Every line below is to be quoted exactly, with nothing added or dropped.

Source data: Begin

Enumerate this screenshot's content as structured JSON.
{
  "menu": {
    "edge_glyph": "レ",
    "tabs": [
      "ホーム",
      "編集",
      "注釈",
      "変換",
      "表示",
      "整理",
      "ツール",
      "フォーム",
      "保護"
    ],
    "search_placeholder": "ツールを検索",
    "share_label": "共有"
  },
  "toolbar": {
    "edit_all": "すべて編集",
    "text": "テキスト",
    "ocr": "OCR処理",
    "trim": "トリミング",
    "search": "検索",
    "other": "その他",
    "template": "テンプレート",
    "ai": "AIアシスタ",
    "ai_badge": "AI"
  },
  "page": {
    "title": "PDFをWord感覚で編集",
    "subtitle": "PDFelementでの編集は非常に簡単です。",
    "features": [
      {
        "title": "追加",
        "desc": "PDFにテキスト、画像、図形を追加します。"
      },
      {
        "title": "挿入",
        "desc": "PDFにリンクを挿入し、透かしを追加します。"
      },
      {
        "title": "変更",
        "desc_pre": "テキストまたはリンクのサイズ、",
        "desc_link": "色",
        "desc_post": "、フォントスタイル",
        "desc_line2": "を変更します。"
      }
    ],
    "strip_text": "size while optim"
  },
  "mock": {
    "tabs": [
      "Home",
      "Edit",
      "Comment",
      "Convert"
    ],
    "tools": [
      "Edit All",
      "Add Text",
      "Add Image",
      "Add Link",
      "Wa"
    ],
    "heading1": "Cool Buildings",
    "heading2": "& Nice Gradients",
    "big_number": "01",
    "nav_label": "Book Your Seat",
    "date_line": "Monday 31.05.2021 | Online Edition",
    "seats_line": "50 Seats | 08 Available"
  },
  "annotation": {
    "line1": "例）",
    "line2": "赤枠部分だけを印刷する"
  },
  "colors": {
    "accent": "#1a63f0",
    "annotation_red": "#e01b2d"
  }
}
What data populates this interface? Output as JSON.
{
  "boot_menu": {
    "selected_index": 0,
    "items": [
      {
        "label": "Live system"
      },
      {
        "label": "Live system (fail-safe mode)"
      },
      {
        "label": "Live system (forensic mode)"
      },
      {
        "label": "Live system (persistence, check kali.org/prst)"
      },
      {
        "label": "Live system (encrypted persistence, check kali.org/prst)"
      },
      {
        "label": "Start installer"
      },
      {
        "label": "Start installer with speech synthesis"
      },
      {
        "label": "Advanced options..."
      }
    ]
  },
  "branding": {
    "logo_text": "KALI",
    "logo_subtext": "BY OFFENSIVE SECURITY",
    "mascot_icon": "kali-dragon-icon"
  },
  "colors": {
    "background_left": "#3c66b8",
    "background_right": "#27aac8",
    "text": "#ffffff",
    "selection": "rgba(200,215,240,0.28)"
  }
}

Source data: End

## Result of the task
Enumerate this screenshot's content as structured JSON.
{
  "menu": {
    "edge_glyph": "レ",
    "tabs": [
      "ホーム",
      "編集",
      "注釈",
      "変換",
      "表示",
      "整理",
      "ツール",
      "フォーム",
      "保護"
    ],
    "search_placeholder": "ツールを検索",
    "share_label": "共有"
  },
  "toolbar": {
    "edit_all": "すべて編集",
    "text": "テキスト",
    "ocr": "OCR処理",
    "trim": "トリミング",
    "search": "検索",
    "other": "その他",
    "template": "テンプレート",
    "ai": "AIアシスタ",
    "ai_badge": "AI"
  },
  "page": {
    "title": "PDFをWord感覚で編集",
    "subtitle": "PDFelementでの編集は非常に簡単です。",
    "features": [
      {
        "title": "追加",
        "desc": "PDFにテキスト、画像、図形を追加します。"
      },
      {
        "title": "挿入",
        "desc": "PDFにリンクを挿入し、透かしを追加します。"
      },
      {
        "title": "変更",
        "desc_pre": "テキストまたはリンクのサイズ、",
        "desc_link": "色",
        "desc_post": "、フォントスタイル",
        "desc_line2": "を変更します。"
      }
    ],
    "strip_text": "size while optim"
  },
  "mock": {
    "tabs": [
      "Home",
      "Edit",
      "Comment",
      "Convert"
    ],
    "tools": [
      "Edit All",
      "Add Text",
      "Add Image",
      "Add Link",
      "Wa"
    ],
    "heading1": "Cool Buildings",
    "heading2": "& Nice Gradients",
    "big_number": "01",
    "nav_label": "Book Your Seat",
    "date_line": "Monday 31.05.2021 | Online Edition",
    "seats_line": "50 Seats | 08 Available"
  },
  "annotation": {
    "line1": "例）",
    "line2": "赤枠部分だけを印刷する"
  },
  "colors": {
    "accent": "#1a63f0",
    "annotation_red": "#e01b2d"
  }
}
What data populates this interface? Output as JSON.
{
  "boot_menu": {
    "selected_index": 0,
    "items": [
      {
        "label": "Live system"
      },
      {
        "label": "Live system (fail-safe mode)"
      },
      {
        "label": "Live system (forensic mode)"
      },
      {
        "label": "Live system (persistence, check kali.org/prst)"
      },
      {
        "label": "Live system (encrypted persistence, check kali.org/prst)"
      },
      {
        "label": "Start installer"
      },
      {
        "label": "Start installer with speech synthesis"
      },
      {
        "label": "Advanced options..."
      }
    ]
  },
  "branding": {
    "logo_text": "KALI",
    "logo_subtext": "BY OFFENSIVE SECURITY",
    "mascot_icon": "kali-dragon-icon"
  },
  "colors": {
    "background_left": "#3c66b8",
    "background_right": "#27aac8",
    "text": "#ffffff",
    "selection": "rgba(200,215,240,0.28)"
  }
}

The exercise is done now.